anon 08/15/03 11:32:46 AM EDT

Just recently, without notification, the CDN members' CVS commit privileges on the JBoss project were revoked. Also notice that their names are nowhere to be found on the team page ( ). Not even in the retired section. This is just assinine. These guys wrote the core of JBoss and they're not even given due credit?!

camellia 06/06/03 11:01:00 PM EDT

Several are not replaceable.

jack 06/06/03 08:08:00 AM EDT

Remember - No one is un-replaceable

Eric Rizzo 06/05/03 10:42:00 AM EDT

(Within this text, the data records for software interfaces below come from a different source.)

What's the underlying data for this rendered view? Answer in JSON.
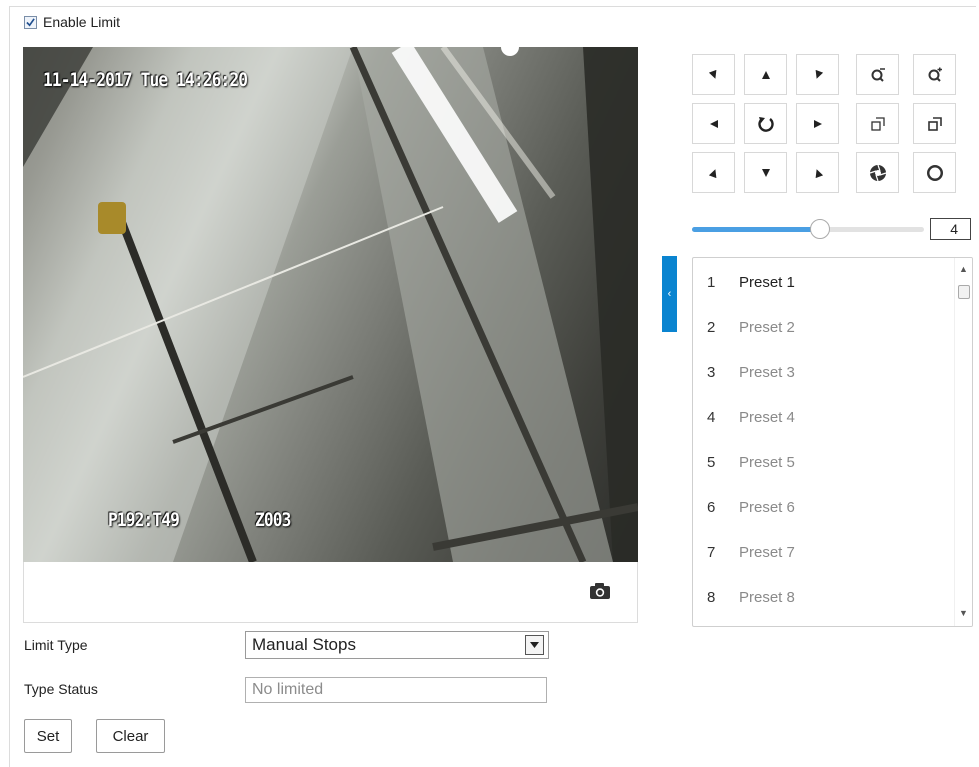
{
  "enable_limit": {
    "label": "Enable Limit",
    "checked": true
  },
  "video": {
    "timestamp": "11-14-2017 Tue 14:26:20",
    "ptz_position": "P192:T49",
    "zoom_value": "Z003"
  },
  "speed": {
    "value": "4",
    "fraction": 0.55
  },
  "presets": [
    {
      "num": "1",
      "name": "Preset 1"
    },
    {
      "num": "2",
      "name": "Preset 2"
    },
    {
      "num": "3",
      "name": "Preset 3"
    },
    {
      "num": "4",
      "name": "Preset 4"
    },
    {
      "num": "5",
      "name": "Preset 5"
    },
    {
      "num": "6",
      "name": "Preset 6"
    },
    {
      "num": "7",
      "name": "Preset 7"
    },
    {
      "num": "8",
      "name": "Preset 8"
    }
  ],
  "form": {
    "limit_type_label": "Limit Type",
    "limit_type_value": "Manual Stops",
    "type_status_label": "Type Status",
    "type_status_value": "No limited"
  },
  "buttons": {
    "set": "Set",
    "clear": "Clear"
  },
  "colors": {
    "accent": "#0a84d0",
    "slider_fill": "#4a9fe3"
  }
}
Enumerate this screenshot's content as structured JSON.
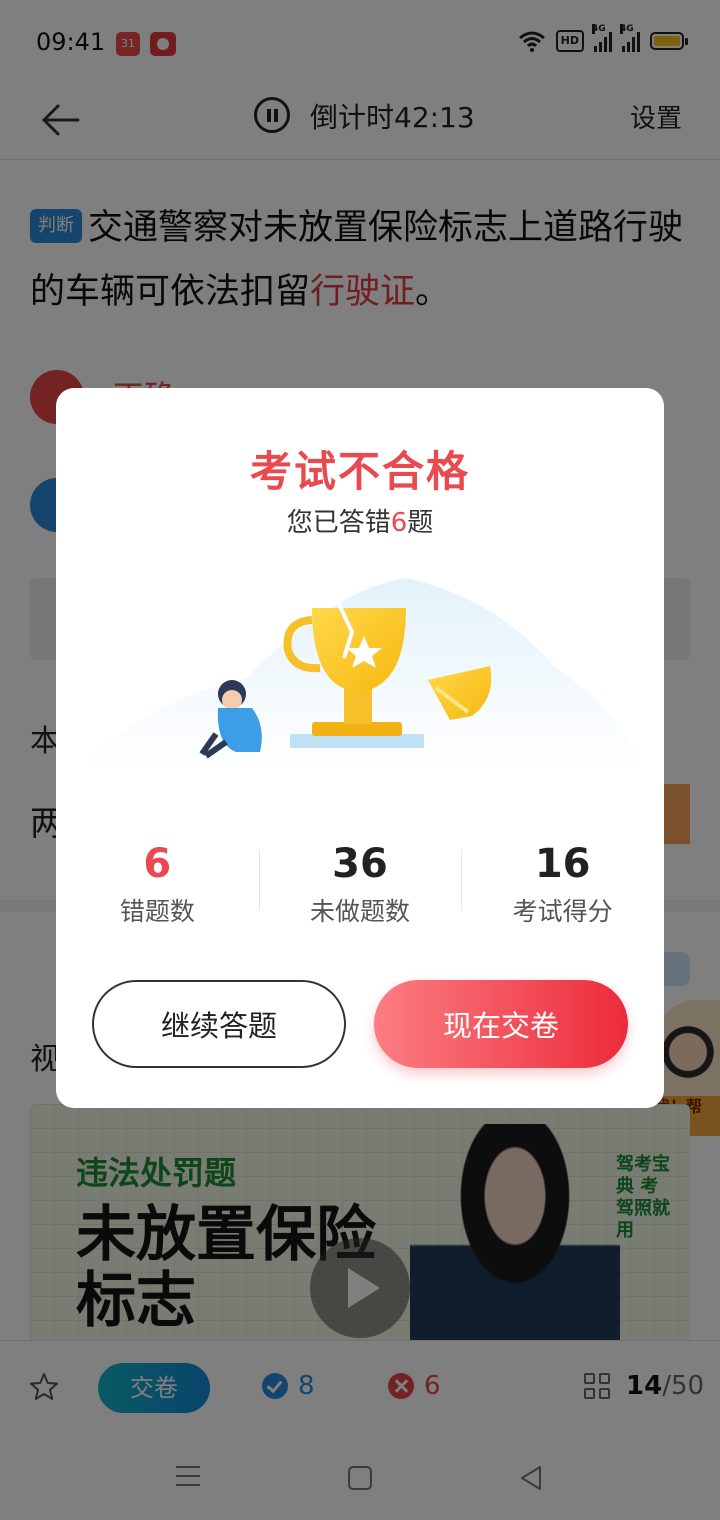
{
  "status_bar": {
    "time": "09:41",
    "app_badge": "31",
    "network_label_1": "4G",
    "network_label_2": "4G",
    "hd_label": "HD",
    "battery_color": "#f7c51b"
  },
  "header": {
    "countdown": "倒计时42:13",
    "settings_label": "设置"
  },
  "question": {
    "type_tag": "判断",
    "text_before": "交通警察对未放置保险标志上道路行驶的车辆可依法扣留",
    "text_highlight": "行驶证",
    "text_after": "。"
  },
  "options": {
    "wrong_label": "正确"
  },
  "background": {
    "text1": "本",
    "text2": "两",
    "text3": "视"
  },
  "teacher_tag": "点我！帮你讲",
  "video": {
    "category": "违法处罚题",
    "title": "未放置保险标志",
    "side_text": "驾考宝典 考驾照就用"
  },
  "dialog": {
    "title": "考试不合格",
    "subtitle_before": "您已答错",
    "subtitle_num": "6",
    "subtitle_after": "题",
    "stats": [
      {
        "value": "6",
        "label": "错题数"
      },
      {
        "value": "36",
        "label": "未做题数"
      },
      {
        "value": "16",
        "label": "考试得分"
      }
    ],
    "continue_label": "继续答题",
    "submit_label": "现在交卷"
  },
  "bottom_bar": {
    "submit_label": "交卷",
    "right_count": "8",
    "wrong_count": "6",
    "current_page": "14",
    "total_pages": "/50"
  },
  "colors": {
    "accent_red": "#e84a4f",
    "accent_blue": "#2a8bd8"
  }
}
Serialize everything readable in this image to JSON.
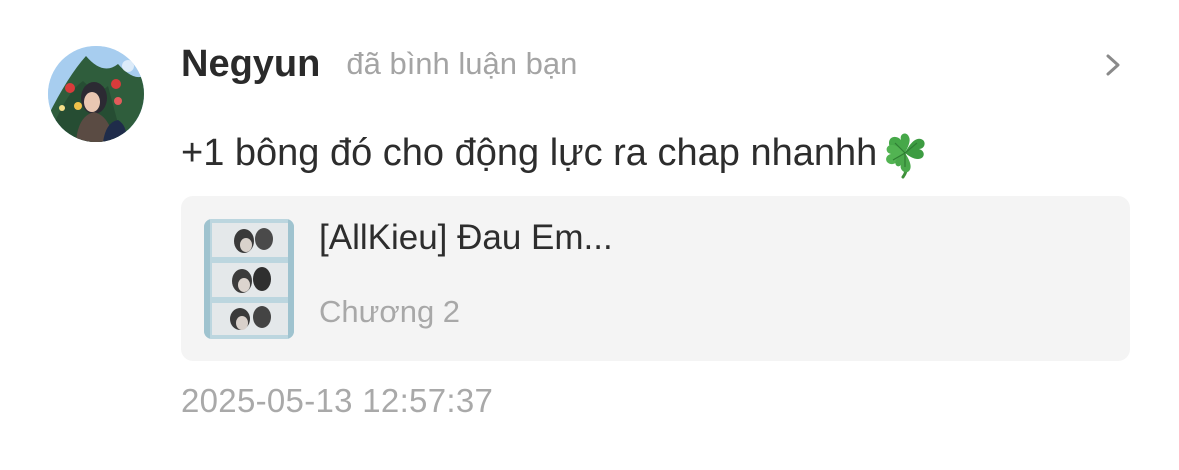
{
  "notification": {
    "user_name": "Negyun",
    "action_text": "đã bình luận bạn",
    "comment_text": "+1 bông đó cho động lực ra chap nhanhh",
    "comment_emoji": "four-leaf-clover",
    "timestamp": "2025-05-13 12:57:37"
  },
  "story_card": {
    "title": "[AllKieu] Đau Em...",
    "chapter": "Chương 2"
  },
  "icons": {
    "avatar": "user-avatar-photo",
    "chevron": "chevron-right-icon",
    "cover": "story-cover-thumbnail"
  },
  "colors": {
    "primary_text": "#2b2b2b",
    "secondary_text": "#a4a4a4",
    "card_background": "#f4f4f4",
    "emoji_green": "#3da34a"
  }
}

The key thing that Alan's analysis seems to either miss or ignore is that the CDN represents about half of the JBoss Group consultancy team. I don't think we can over-esitmate or exaggerate the significance of that. I don't disagree that Fluery is resilient and JBoss Group can overcome the loss of such a large portion of its staff; however, I think it is a real possiblity that the fragmentation and resulting confusion could impact JBoss (the project/product) negatively. That negative impact could range from minor to devastating - time will show how the relationship between the project and the two companies now competing for the business around it will develop, and time will also show if we end up with another Unix on our hands.